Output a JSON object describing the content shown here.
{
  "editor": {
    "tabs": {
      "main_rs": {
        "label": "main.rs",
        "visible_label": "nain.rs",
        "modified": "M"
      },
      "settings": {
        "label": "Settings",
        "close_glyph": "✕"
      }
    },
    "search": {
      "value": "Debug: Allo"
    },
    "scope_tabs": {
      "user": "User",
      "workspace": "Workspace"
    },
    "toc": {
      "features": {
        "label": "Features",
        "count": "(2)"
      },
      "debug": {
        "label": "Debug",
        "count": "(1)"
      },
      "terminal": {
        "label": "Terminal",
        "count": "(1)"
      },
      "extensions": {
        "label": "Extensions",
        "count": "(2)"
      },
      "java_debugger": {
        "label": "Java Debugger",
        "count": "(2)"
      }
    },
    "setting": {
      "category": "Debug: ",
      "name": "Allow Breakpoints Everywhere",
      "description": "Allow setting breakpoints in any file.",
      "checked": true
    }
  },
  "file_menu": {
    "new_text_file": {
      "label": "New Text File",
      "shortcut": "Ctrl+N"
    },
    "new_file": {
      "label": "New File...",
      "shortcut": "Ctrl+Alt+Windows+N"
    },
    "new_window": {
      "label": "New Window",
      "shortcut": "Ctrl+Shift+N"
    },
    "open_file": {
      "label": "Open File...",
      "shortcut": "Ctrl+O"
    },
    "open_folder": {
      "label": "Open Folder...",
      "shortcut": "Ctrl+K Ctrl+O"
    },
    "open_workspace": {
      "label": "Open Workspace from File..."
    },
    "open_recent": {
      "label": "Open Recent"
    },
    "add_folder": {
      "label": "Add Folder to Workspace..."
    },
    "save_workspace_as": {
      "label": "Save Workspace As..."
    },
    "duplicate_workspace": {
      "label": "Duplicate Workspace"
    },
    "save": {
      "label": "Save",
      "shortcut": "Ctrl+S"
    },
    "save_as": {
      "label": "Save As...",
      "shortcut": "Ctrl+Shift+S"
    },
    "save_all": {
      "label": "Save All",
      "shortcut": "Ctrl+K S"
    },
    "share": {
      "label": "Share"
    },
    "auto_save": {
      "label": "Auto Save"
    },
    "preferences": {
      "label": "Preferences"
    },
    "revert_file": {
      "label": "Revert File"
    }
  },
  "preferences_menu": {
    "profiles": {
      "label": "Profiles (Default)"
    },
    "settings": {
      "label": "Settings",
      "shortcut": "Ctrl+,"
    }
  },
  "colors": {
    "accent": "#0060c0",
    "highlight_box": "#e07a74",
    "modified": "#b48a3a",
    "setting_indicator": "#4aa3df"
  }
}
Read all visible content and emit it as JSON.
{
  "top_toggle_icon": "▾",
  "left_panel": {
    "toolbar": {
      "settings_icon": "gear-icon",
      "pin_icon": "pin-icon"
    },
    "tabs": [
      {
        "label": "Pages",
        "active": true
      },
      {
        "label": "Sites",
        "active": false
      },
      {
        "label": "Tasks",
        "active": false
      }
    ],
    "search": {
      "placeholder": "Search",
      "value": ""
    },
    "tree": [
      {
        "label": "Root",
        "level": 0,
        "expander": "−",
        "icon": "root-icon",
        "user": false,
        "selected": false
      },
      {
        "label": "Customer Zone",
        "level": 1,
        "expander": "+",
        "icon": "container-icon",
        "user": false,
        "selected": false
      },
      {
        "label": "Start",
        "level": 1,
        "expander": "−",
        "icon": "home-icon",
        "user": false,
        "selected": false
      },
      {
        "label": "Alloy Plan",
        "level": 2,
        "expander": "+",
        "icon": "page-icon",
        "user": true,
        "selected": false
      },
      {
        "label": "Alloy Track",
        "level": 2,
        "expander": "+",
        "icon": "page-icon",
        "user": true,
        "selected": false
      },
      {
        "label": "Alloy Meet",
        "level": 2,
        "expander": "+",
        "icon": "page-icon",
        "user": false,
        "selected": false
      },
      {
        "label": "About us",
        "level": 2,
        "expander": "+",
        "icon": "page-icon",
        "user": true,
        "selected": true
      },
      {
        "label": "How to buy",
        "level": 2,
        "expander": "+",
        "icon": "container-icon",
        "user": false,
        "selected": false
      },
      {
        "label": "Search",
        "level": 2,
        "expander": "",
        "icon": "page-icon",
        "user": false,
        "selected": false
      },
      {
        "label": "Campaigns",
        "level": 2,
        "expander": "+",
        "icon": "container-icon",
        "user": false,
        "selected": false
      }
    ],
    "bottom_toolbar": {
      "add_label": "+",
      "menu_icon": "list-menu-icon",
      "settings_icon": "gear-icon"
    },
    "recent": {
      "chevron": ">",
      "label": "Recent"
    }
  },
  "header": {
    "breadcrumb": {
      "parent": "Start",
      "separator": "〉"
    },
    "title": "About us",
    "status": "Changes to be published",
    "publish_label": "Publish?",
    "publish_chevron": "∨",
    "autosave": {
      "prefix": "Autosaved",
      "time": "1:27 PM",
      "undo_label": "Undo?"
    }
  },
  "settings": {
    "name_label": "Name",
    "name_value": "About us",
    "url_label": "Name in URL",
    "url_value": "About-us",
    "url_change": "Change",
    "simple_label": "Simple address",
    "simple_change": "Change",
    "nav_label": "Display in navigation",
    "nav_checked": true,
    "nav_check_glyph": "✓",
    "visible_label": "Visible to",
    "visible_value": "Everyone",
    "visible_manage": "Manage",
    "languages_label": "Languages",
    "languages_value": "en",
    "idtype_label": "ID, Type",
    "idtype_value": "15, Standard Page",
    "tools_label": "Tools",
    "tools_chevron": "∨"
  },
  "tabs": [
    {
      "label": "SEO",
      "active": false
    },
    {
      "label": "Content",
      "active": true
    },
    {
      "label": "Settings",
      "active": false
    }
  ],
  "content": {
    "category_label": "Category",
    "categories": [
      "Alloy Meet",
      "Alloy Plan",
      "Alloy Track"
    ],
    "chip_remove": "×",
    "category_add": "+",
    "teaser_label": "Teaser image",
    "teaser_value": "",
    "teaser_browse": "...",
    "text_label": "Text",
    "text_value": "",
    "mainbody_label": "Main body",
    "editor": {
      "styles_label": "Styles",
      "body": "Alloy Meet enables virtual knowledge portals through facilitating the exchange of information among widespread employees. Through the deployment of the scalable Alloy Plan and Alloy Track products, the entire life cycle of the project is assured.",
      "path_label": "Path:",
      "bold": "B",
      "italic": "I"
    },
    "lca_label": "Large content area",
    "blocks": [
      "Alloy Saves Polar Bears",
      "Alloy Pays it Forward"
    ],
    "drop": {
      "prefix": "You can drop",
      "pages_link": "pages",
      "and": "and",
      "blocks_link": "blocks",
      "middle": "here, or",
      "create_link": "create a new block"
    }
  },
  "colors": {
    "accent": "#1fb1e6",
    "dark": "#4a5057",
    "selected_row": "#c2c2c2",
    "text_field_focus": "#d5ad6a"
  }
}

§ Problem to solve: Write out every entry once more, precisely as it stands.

§ Task solution:
Output a JSON object describing the content shown here.
{
  "editor": {
    "tabs": {
      "main_rs": {
        "label": "main.rs",
        "visible_label": "nain.rs",
        "modified": "M"
      },
      "settings": {
        "label": "Settings",
        "close_glyph": "✕"
      }
    },
    "search": {
      "value": "Debug: Allo"
    },
    "scope_tabs": {
      "user": "User",
      "workspace": "Workspace"
    },
    "toc": {
      "features": {
        "label": "Features",
        "count": "(2)"
      },
      "debug": {
        "label": "Debug",
        "count": "(1)"
      },
      "terminal": {
        "label": "Terminal",
        "count": "(1)"
      },
      "extensions": {
        "label": "Extensions",
        "count": "(2)"
      },
      "java_debugger": {
        "label": "Java Debugger",
        "count": "(2)"
      }
    },
    "setting": {
      "category": "Debug: ",
      "name": "Allow Breakpoints Everywhere",
      "description": "Allow setting breakpoints in any file.",
      "checked": true
    }
  },
  "file_menu": {
    "new_text_file": {
      "label": "New Text File",
      "shortcut": "Ctrl+N"
    },
    "new_file": {
      "label": "New File...",
      "shortcut": "Ctrl+Alt+Windows+N"
    },
    "new_window": {
      "label": "New Window",
      "shortcut": "Ctrl+Shift+N"
    },
    "open_file": {
      "label": "Open File...",
      "shortcut": "Ctrl+O"
    },
    "open_folder": {
      "label": "Open Folder...",
      "shortcut": "Ctrl+K Ctrl+O"
    },
    "open_workspace": {
      "label": "Open Workspace from File..."
    },
    "open_recent": {
      "label": "Open Recent"
    },
    "add_folder": {
      "label": "Add Folder to Workspace..."
    },
    "save_workspace_as": {
      "label": "Save Workspace As..."
    },
    "duplicate_workspace": {
      "label": "Duplicate Workspace"
    },
    "save": {
      "label": "Save",
      "shortcut": "Ctrl+S"
    },
    "save_as": {
      "label": "Save As...",
      "shortcut": "Ctrl+Shift+S"
    },
    "save_all": {
      "label": "Save All",
      "shortcut": "Ctrl+K S"
    },
    "share": {
      "label": "Share"
    },
    "auto_save": {
      "label": "Auto Save"
    },
    "preferences": {
      "label": "Preferences"
    },
    "revert_file": {
      "label": "Revert File"
    }
  },
  "preferences_menu": {
    "profiles": {
      "label": "Profiles (Default)"
    },
    "settings": {
      "label": "Settings",
      "shortcut": "Ctrl+,"
    }
  },
  "colors": {
    "accent": "#0060c0",
    "highlight_box": "#e07a74",
    "modified": "#b48a3a",
    "setting_indicator": "#4aa3df"
  }
}
Read all visible content and emit it as JSON.
{
  "top_toggle_icon": "▾",
  "left_panel": {
    "toolbar": {
      "settings_icon": "gear-icon",
      "pin_icon": "pin-icon"
    },
    "tabs": [
      {
        "label": "Pages",
        "active": true
      },
      {
        "label": "Sites",
        "active": false
      },
      {
        "label": "Tasks",
        "active": false
      }
    ],
    "search": {
      "placeholder": "Search",
      "value": ""
    },
    "tree": [
      {
        "label": "Root",
        "level": 0,
        "expander": "−",
        "icon": "root-icon",
        "user": false,
        "selected": false
      },
      {
        "label": "Customer Zone",
        "level": 1,
        "expander": "+",
        "icon": "container-icon",
        "user": false,
        "selected": false
      },
      {
        "label": "Start",
        "level": 1,
        "expander": "−",
        "icon": "home-icon",
        "user": false,
        "selected": false
      },
      {
        "label": "Alloy Plan",
        "level": 2,
        "expander": "+",
        "icon": "page-icon",
        "user": true,
        "selected": false
      },
      {
        "label": "Alloy Track",
        "level": 2,
        "expander": "+",
        "icon": "page-icon",
        "user": true,
        "selected": false
      },
      {
        "label": "Alloy Meet",
        "level": 2,
        "expander": "+",
        "icon": "page-icon",
        "user": false,
        "selected": false
      },
      {
        "label": "About us",
        "level": 2,
        "expander": "+",
        "icon": "page-icon",
        "user": true,
        "selected": true
      },
      {
        "label": "How to buy",
        "level": 2,
        "expander": "+",
        "icon": "container-icon",
        "user": false,
        "selected": false
      },
      {
        "label": "Search",
        "level": 2,
        "expander": "",
        "icon": "page-icon",
        "user": false,
        "selected": false
      },
      {
        "label": "Campaigns",
        "level": 2,
        "expander": "+",
        "icon": "container-icon",
        "user": false,
        "selected": false
      }
    ],
    "bottom_toolbar": {
      "add_label": "+",
      "menu_icon": "list-menu-icon",
      "settings_icon": "gear-icon"
    },
    "recent": {
      "chevron": ">",
      "label": "Recent"
    }
  },
  "header": {
    "breadcrumb": {
      "parent": "Start",
      "separator": "〉"
    },
    "title": "About us",
    "status": "Changes to be published",
    "publish_label": "Publish?",
    "publish_chevron": "∨",
    "autosave": {
      "prefix": "Autosaved",
      "time": "1:27 PM",
      "undo_label": "Undo?"
    }
  },
  "settings": {
    "name_label": "Name",
    "name_value": "About us",
    "url_label": "Name in URL",
    "url_value": "About-us",
    "url_change": "Change",
    "simple_label": "Simple address",
    "simple_change": "Change",
    "nav_label": "Display in navigation",
    "nav_checked": true,
    "nav_check_glyph": "✓",
    "visible_label": "Visible to",
    "visible_value": "Everyone",
    "visible_manage": "Manage",
    "languages_label": "Languages",
    "languages_value": "en",
    "idtype_label": "ID, Type",
    "idtype_value": "15, Standard Page",
    "tools_label": "Tools",
    "tools_chevron": "∨"
  },
  "tabs": [
    {
      "label": "SEO",
      "active": false
    },
    {
      "label": "Content",
      "active": true
    },
    {
      "label": "Settings",
      "active": false
    }
  ],
  "content": {
    "category_label": "Category",
    "categories": [
      "Alloy Meet",
      "Alloy Plan",
      "Alloy Track"
    ],
    "chip_remove": "×",
    "category_add": "+",
    "teaser_label": "Teaser image",
    "teaser_value": "",
    "teaser_browse": "...",
    "text_label": "Text",
    "text_value": "",
    "mainbody_label": "Main body",
    "editor": {
      "styles_label": "Styles",
      "body": "Alloy Meet enables virtual knowledge portals through facilitating the exchange of information among widespread employees. Through the deployment of the scalable Alloy Plan and Alloy Track products, the entire life cycle of the project is assured.",
      "path_label": "Path:",
      "bold": "B",
      "italic": "I"
    },
    "lca_label": "Large content area",
    "blocks": [
      "Alloy Saves Polar Bears",
      "Alloy Pays it Forward"
    ],
    "drop": {
      "prefix": "You can drop",
      "pages_link": "pages",
      "and": "and",
      "blocks_link": "blocks",
      "middle": "here, or",
      "create_link": "create a new block"
    }
  },
  "colors": {
    "accent": "#1fb1e6",
    "dark": "#4a5057",
    "selected_row": "#c2c2c2",
    "text_field_focus": "#d5ad6a"
  }
}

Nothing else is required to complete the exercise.